And it’s still continuing, and Round 3 was quite a significant increase on last year as well. Specifically in round three, the Right Edge channel was up to 21.7% of play the balls in Round 3, from just 12.1% last year. The Right Inner Tram was also up, to 17.8% from 14.4%. Most of this has come from play the balls in the middle centre of the field.

There was a drop in Left Inner Tram percentage, but it matches up nearly perfectly with a jump in Left Edge, indicating that teams were still going left but slightly narrower this year.

Friend of the site Jason Oliver of many places but most notably and the wonderful Rugby League Writers made note of Manly’s use of width in yardage situations on social media after the game.

And the numbers speak to that, with Manly having over 40% of their play the balls on the right third of the field. Breaking that down, 24% of Sea Eagles play the balls on tackle 2 were on the Right Edge, and 32% in that same 6.8m corridor on tackle 4.

It’s not hard to see why this is happening as I’ve said previously. Who could have known that putting the ball in the hands of your best attacking players earlier and more often would be the best course of action?

They weren’t able to spread the ball wide as much as they had been against the Eels, who limited their width and gave them an unfavorable starting position. Taking out sets started inside 20 metres, Manly’s first play the ball was on average just 21 metres out from the line. Parramattat’s was nearly 35.

The Eels may have given Manly an early start but they adjusted well and limited the Sea Eagles to very low value field position, as seen in that game’s expected point chart.

And before we finish up this week a quick look at Run Metres Over Expected per run. First by team for Round 3.

Penrith were one of just three teams ahead of their RMOE/run for the round at +0.97, adding nearly a metre per run more than an average team would. Brisbane and North Queensland were the only other two to break into the positives.

On the negative scale, things don’t get much worse than the Gold Coast Titans at -1.86 RMOE/run. You have to try really hard to be this bad, and failing to match the expected metres of an average team by nearly two whole metres per carry is a new level of terrible.

Just how terrible was it? Since 2021 it’s the eighth lowest RMOE/run by any team and the worst since Round 11 2022, nearly two years ago during the height of six agains.

It’s no surprise the Bulldogs walked all over them for their first win of the season, with the expected point chart from this game showing just how little high point value field position the Titans had.

From the eighth minute, the Titans had about 3.5 expected points worth of possesion for the next 60 minutes, during which time the Dogs had around 20 expected points worth of field position. After being very bullish on Des Hasler’s ability to extract something out of this Titans lineup, I’m wondering if the game has passed him by.

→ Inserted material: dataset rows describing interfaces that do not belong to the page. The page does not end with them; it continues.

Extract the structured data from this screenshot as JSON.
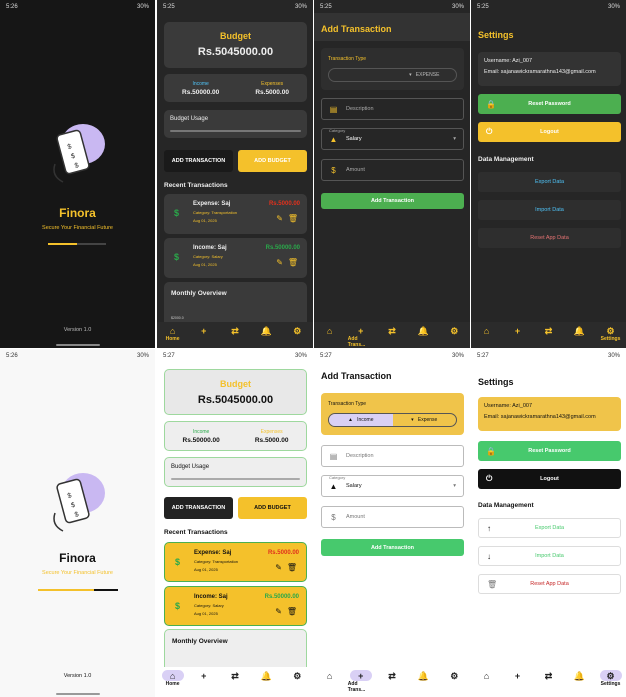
{
  "colors": {
    "accent": "#f4c12b",
    "income": "#2aa84a",
    "expense": "#e0311d",
    "green_button": "#4caf50",
    "dark_bg": "#1f1f1f",
    "light_bg": "#f8f8f8"
  },
  "status": {
    "time_top_left": "5:26",
    "time_home": "5:25",
    "time_add": "5:25",
    "time_settings": "5:25",
    "time_light_splash": "5:26",
    "time_light_home": "5:27",
    "time_light_add": "5:27",
    "time_light_settings": "5:27",
    "battery": "30%"
  },
  "splash": {
    "title": "Finora",
    "subtitle": "Secure Your Financial Future",
    "version": "Version 1.0"
  },
  "home": {
    "budget_label": "Budget",
    "budget_amount": "Rs.5045000.00",
    "income_label": "Income",
    "income_value": "Rs.50000.00",
    "expenses_label": "Expenses",
    "expenses_value": "Rs.5000.00",
    "usage_label": "Budget Usage",
    "add_transaction": "ADD TRANSACTION",
    "add_budget": "ADD BUDGET",
    "recent_title": "Recent Transactions",
    "transactions": [
      {
        "name": "Expense: Saj",
        "category": "Category: Transportation",
        "date": "Aug 01, 2025",
        "amount": "Rs.5000.00"
      },
      {
        "name": "Income: Saj",
        "category": "Category: Salary",
        "date": "Aug 01, 2025",
        "amount": "Rs.50000.00"
      }
    ],
    "overview_title": "Monthly Overview",
    "overview_axis": "$2000.0"
  },
  "add": {
    "title": "Add Transaction",
    "type_label": "Transaction Type",
    "income": "Income",
    "expense": "Expense",
    "dark_expense": "EXPENSE",
    "description_placeholder": "Description",
    "category_label": "Category",
    "category_value": "Salary",
    "amount_placeholder": "Amount",
    "submit": "Add Transaction"
  },
  "settings": {
    "title": "Settings",
    "username": "Username: Azi_007",
    "email": "Email: sajanawickramarathna143@gmail.com",
    "reset_password": "Reset Password",
    "logout": "Logout",
    "data_management": "Data Management",
    "export": "Export Data",
    "import": "Import Data",
    "reset_app": "Reset App Data"
  },
  "nav": {
    "home": "Home",
    "add": "Add Trans...",
    "settings": "Settings"
  },
  "icons": [
    "home-icon",
    "plus-icon",
    "swap-icon",
    "bell-icon",
    "gear-icon"
  ]
}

Back to RMOE/run, Newcastle wasn’t much better at -1.47 RMOE/run and were lucky to hold on to a slender 14-12 victory over Melbourne. The expected point chart from that matchup shows how they gave the Storm every chance to snatch victory with some late high value field position.

This probably isn’t sustainable, but after the Knights threw away a winnable game in Townsville during Round 2, it’s nice to see they’ve made some progress about defending a lead. Friend of the site JonnyForeigner of the Storm Machine newsletter has a great write up of the game.

Lastly here’s the top 20 players by RMOE/run for Round 3.

Broncos edge forward Brendan Piakura was one of the few positives for last year’s grand finalists in their loss to the Panthers. Piakura’s RMOE/run was +5.72 from 9 carries, adding nearly six metres over expected per run, a very impressive mark.

Second place was Storm utility Tyran Wishart at +4.92 RMOE/run, ahead of regular RMOE contender centre Izack Tago at +4.72.

Nathan Cleary’s masterclass against the Broncos can be seen here as well, with the Panthers halfback sporting an RMOE/run of +2.64, placing him seventh for the round. This was his first positive RMOE/run number of the season, which shows how it’s not a good regular indicator of halfback performance but can show when they have a dominant running game.